Exercise goal:
Each line below has to be output exactly, from first to last.

Entries from a dataset of interfaces:

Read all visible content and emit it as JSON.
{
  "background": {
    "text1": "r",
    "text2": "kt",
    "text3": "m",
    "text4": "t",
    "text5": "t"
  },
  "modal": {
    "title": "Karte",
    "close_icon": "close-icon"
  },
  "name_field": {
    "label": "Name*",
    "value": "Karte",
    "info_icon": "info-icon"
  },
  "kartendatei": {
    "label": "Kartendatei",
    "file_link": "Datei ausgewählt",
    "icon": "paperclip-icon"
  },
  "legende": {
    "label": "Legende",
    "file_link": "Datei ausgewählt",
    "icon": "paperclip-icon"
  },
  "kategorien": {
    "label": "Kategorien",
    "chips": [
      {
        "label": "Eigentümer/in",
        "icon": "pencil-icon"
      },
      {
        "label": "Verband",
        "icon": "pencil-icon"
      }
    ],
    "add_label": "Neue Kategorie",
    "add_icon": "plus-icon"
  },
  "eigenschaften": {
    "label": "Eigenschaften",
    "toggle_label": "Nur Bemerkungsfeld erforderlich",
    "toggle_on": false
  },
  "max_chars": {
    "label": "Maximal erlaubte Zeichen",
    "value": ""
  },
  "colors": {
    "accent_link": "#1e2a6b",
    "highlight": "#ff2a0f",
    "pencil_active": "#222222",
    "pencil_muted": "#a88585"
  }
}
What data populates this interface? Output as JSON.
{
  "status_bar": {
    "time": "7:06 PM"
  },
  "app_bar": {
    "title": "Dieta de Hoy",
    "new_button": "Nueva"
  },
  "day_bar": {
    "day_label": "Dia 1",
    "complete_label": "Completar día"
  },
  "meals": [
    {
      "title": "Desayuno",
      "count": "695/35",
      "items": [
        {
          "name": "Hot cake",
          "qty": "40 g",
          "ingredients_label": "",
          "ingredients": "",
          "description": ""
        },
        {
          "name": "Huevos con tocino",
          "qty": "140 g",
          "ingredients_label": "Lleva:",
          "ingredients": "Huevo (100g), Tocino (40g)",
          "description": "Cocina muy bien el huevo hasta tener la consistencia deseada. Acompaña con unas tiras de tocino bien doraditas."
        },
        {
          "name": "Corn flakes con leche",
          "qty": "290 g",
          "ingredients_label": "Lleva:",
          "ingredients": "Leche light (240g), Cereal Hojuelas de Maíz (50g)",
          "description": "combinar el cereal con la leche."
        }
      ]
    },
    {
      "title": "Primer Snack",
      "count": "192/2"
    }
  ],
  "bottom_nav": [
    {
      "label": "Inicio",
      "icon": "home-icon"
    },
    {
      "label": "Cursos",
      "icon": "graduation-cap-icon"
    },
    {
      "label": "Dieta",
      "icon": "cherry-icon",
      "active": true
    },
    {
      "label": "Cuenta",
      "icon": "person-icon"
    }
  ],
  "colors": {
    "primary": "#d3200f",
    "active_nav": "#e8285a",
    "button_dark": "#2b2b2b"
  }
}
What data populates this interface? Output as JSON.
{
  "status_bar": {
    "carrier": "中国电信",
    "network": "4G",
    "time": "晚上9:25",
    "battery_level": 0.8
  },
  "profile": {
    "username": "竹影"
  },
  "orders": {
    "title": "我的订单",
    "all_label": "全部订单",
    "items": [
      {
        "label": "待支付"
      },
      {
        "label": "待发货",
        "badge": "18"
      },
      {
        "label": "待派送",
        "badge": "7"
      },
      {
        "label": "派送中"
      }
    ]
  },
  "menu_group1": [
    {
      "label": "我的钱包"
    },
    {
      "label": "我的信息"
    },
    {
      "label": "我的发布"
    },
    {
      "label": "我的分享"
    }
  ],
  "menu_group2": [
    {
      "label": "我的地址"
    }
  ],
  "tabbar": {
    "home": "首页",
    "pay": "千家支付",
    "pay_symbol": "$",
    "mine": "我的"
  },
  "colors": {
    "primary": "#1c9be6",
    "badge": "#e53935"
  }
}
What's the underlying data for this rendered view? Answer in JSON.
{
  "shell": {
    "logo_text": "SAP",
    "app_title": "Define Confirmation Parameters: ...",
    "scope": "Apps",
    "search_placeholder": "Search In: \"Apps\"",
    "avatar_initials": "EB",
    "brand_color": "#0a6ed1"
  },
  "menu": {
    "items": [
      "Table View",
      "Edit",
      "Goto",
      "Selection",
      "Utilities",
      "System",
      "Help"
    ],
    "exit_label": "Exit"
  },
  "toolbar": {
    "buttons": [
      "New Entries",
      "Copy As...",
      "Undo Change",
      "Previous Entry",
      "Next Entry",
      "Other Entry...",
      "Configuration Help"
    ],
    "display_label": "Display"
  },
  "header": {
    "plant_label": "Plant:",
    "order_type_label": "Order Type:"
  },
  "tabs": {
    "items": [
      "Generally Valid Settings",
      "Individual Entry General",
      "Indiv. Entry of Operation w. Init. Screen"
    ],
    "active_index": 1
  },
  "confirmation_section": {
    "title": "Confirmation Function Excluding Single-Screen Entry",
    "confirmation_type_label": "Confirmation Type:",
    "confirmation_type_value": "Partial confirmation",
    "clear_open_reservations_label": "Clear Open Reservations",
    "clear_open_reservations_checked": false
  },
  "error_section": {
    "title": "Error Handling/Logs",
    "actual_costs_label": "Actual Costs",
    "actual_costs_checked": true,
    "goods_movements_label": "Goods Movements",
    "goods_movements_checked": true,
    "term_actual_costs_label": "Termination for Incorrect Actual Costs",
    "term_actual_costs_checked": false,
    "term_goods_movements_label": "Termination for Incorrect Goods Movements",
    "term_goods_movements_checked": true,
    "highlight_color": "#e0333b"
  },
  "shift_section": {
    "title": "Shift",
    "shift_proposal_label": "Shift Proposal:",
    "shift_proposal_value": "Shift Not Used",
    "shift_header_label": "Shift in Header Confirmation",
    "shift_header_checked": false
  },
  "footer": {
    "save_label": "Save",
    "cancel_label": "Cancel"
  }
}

Solution to this problem:
Read all visible content and emit it as JSON.
{
  "background": {
    "text1": "r",
    "text2": "kt",
    "text3": "m",
    "text4": "t",
    "text5": "t"
  },
  "modal": {
    "title": "Karte",
    "close_icon": "close-icon"
  },
  "name_field": {
    "label": "Name*",
    "value": "Karte",
    "info_icon": "info-icon"
  },
  "kartendatei": {
    "label": "Kartendatei",
    "file_link": "Datei ausgewählt",
    "icon": "paperclip-icon"
  },
  "legende": {
    "label": "Legende",
    "file_link": "Datei ausgewählt",
    "icon": "paperclip-icon"
  },
  "kategorien": {
    "label": "Kategorien",
    "chips": [
      {
        "label": "Eigentümer/in",
        "icon": "pencil-icon"
      },
      {
        "label": "Verband",
        "icon": "pencil-icon"
      }
    ],
    "add_label": "Neue Kategorie",
    "add_icon": "plus-icon"
  },
  "eigenschaften": {
    "label": "Eigenschaften",
    "toggle_label": "Nur Bemerkungsfeld erforderlich",
    "toggle_on": false
  },
  "max_chars": {
    "label": "Maximal erlaubte Zeichen",
    "value": ""
  },
  "colors": {
    "accent_link": "#1e2a6b",
    "highlight": "#ff2a0f",
    "pencil_active": "#222222",
    "pencil_muted": "#a88585"
  }
}
What data populates this interface? Output as JSON.
{
  "status_bar": {
    "time": "7:06 PM"
  },
  "app_bar": {
    "title": "Dieta de Hoy",
    "new_button": "Nueva"
  },
  "day_bar": {
    "day_label": "Dia 1",
    "complete_label": "Completar día"
  },
  "meals": [
    {
      "title": "Desayuno",
      "count": "695/35",
      "items": [
        {
          "name": "Hot cake",
          "qty": "40 g",
          "ingredients_label": "",
          "ingredients": "",
          "description": ""
        },
        {
          "name": "Huevos con tocino",
          "qty": "140 g",
          "ingredients_label": "Lleva:",
          "ingredients": "Huevo (100g), Tocino (40g)",
          "description": "Cocina muy bien el huevo hasta tener la consistencia deseada. Acompaña con unas tiras de tocino bien doraditas."
        },
        {
          "name": "Corn flakes con leche",
          "qty": "290 g",
          "ingredients_label": "Lleva:",
          "ingredients": "Leche light (240g), Cereal Hojuelas de Maíz (50g)",
          "description": "combinar el cereal con la leche."
        }
      ]
    },
    {
      "title": "Primer Snack",
      "count": "192/2"
    }
  ],
  "bottom_nav": [
    {
      "label": "Inicio",
      "icon": "home-icon"
    },
    {
      "label": "Cursos",
      "icon": "graduation-cap-icon"
    },
    {
      "label": "Dieta",
      "icon": "cherry-icon",
      "active": true
    },
    {
      "label": "Cuenta",
      "icon": "person-icon"
    }
  ],
  "colors": {
    "primary": "#d3200f",
    "active_nav": "#e8285a",
    "button_dark": "#2b2b2b"
  }
}
What data populates this interface? Output as JSON.
{
  "status_bar": {
    "carrier": "中国电信",
    "network": "4G",
    "time": "晚上9:25",
    "battery_level": 0.8
  },
  "profile": {
    "username": "竹影"
  },
  "orders": {
    "title": "我的订单",
    "all_label": "全部订单",
    "items": [
      {
        "label": "待支付"
      },
      {
        "label": "待发货",
        "badge": "18"
      },
      {
        "label": "待派送",
        "badge": "7"
      },
      {
        "label": "派送中"
      }
    ]
  },
  "menu_group1": [
    {
      "label": "我的钱包"
    },
    {
      "label": "我的信息"
    },
    {
      "label": "我的发布"
    },
    {
      "label": "我的分享"
    }
  ],
  "menu_group2": [
    {
      "label": "我的地址"
    }
  ],
  "tabbar": {
    "home": "首页",
    "pay": "千家支付",
    "pay_symbol": "$",
    "mine": "我的"
  },
  "colors": {
    "primary": "#1c9be6",
    "badge": "#e53935"
  }
}
What's the underlying data for this rendered view? Answer in JSON.
{
  "shell": {
    "logo_text": "SAP",
    "app_title": "Define Confirmation Parameters: ...",
    "scope": "Apps",
    "search_placeholder": "Search In: \"Apps\"",
    "avatar_initials": "EB",
    "brand_color": "#0a6ed1"
  },
  "menu": {
    "items": [
      "Table View",
      "Edit",
      "Goto",
      "Selection",
      "Utilities",
      "System",
      "Help"
    ],
    "exit_label": "Exit"
  },
  "toolbar": {
    "buttons": [
      "New Entries",
      "Copy As...",
      "Undo Change",
      "Previous Entry",
      "Next Entry",
      "Other Entry...",
      "Configuration Help"
    ],
    "display_label": "Display"
  },
  "header": {
    "plant_label": "Plant:",
    "order_type_label": "Order Type:"
  },
  "tabs": {
    "items": [
      "Generally Valid Settings",
      "Individual Entry General",
      "Indiv. Entry of Operation w. Init. Screen"
    ],
    "active_index": 1
  },
  "confirmation_section": {
    "title": "Confirmation Function Excluding Single-Screen Entry",
    "confirmation_type_label": "Confirmation Type:",
    "confirmation_type_value": "Partial confirmation",
    "clear_open_reservations_label": "Clear Open Reservations",
    "clear_open_reservations_checked": false
  },
  "error_section": {
    "title": "Error Handling/Logs",
    "actual_costs_label": "Actual Costs",
    "actual_costs_checked": true,
    "goods_movements_label": "Goods Movements",
    "goods_movements_checked": true,
    "term_actual_costs_label": "Termination for Incorrect Actual Costs",
    "term_actual_costs_checked": false,
    "term_goods_movements_label": "Termination for Incorrect Goods Movements",
    "term_goods_movements_checked": true,
    "highlight_color": "#e0333b"
  },
  "shift_section": {
    "title": "Shift",
    "shift_proposal_label": "Shift Proposal:",
    "shift_proposal_value": "Shift Not Used",
    "shift_header_label": "Shift in Header Confirmation",
    "shift_header_checked": false
  },
  "footer": {
    "save_label": "Save",
    "cancel_label": "Cancel"
  }
}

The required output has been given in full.